Task description.
Each line below must be printed exactly as it stands.
Records to use section start
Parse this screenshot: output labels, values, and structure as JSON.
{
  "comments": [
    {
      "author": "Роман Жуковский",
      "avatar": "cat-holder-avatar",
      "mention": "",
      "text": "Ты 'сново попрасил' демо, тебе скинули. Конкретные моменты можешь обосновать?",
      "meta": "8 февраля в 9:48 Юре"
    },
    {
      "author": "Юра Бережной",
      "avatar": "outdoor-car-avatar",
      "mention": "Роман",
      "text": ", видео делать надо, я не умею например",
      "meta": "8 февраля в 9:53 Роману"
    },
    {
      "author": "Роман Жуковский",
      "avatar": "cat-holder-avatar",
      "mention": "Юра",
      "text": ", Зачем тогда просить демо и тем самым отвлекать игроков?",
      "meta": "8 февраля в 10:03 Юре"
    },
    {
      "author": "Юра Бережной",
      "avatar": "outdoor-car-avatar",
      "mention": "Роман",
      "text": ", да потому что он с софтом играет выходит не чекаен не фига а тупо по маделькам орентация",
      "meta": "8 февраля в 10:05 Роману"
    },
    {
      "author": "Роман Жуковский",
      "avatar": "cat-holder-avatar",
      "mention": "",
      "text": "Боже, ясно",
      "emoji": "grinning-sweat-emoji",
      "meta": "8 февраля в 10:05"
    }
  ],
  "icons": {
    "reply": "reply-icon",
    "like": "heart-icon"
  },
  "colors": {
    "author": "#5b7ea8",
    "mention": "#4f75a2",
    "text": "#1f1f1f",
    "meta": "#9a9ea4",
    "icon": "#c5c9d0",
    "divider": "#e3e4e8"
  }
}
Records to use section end
Answer below.
Parse this screenshot: output labels, values, and structure as JSON.
{
  "comments": [
    {
      "author": "Роман Жуковский",
      "avatar": "cat-holder-avatar",
      "mention": "",
      "text": "Ты 'сново попрасил' демо, тебе скинули. Конкретные моменты можешь обосновать?",
      "meta": "8 февраля в 9:48 Юре"
    },
    {
      "author": "Юра Бережной",
      "avatar": "outdoor-car-avatar",
      "mention": "Роман",
      "text": ", видео делать надо, я не умею например",
      "meta": "8 февраля в 9:53 Роману"
    },
    {
      "author": "Роман Жуковский",
      "avatar": "cat-holder-avatar",
      "mention": "Юра",
      "text": ", Зачем тогда просить демо и тем самым отвлекать игроков?",
      "meta": "8 февраля в 10:03 Юре"
    },
    {
      "author": "Юра Бережной",
      "avatar": "outdoor-car-avatar",
      "mention": "Роман",
      "text": ", да потому что он с софтом играет выходит не чекаен не фига а тупо по маделькам орентация",
      "meta": "8 февраля в 10:05 Роману"
    },
    {
      "author": "Роман Жуковский",
      "avatar": "cat-holder-avatar",
      "mention": "",
      "text": "Боже, ясно",
      "emoji": "grinning-sweat-emoji",
      "meta": "8 февраля в 10:05"
    }
  ],
  "icons": {
    "reply": "reply-icon",
    "like": "heart-icon"
  },
  "colors": {
    "author": "#5b7ea8",
    "mention": "#4f75a2",
    "text": "#1f1f1f",
    "meta": "#9a9ea4",
    "icon": "#c5c9d0",
    "divider": "#e3e4e8"
  }
}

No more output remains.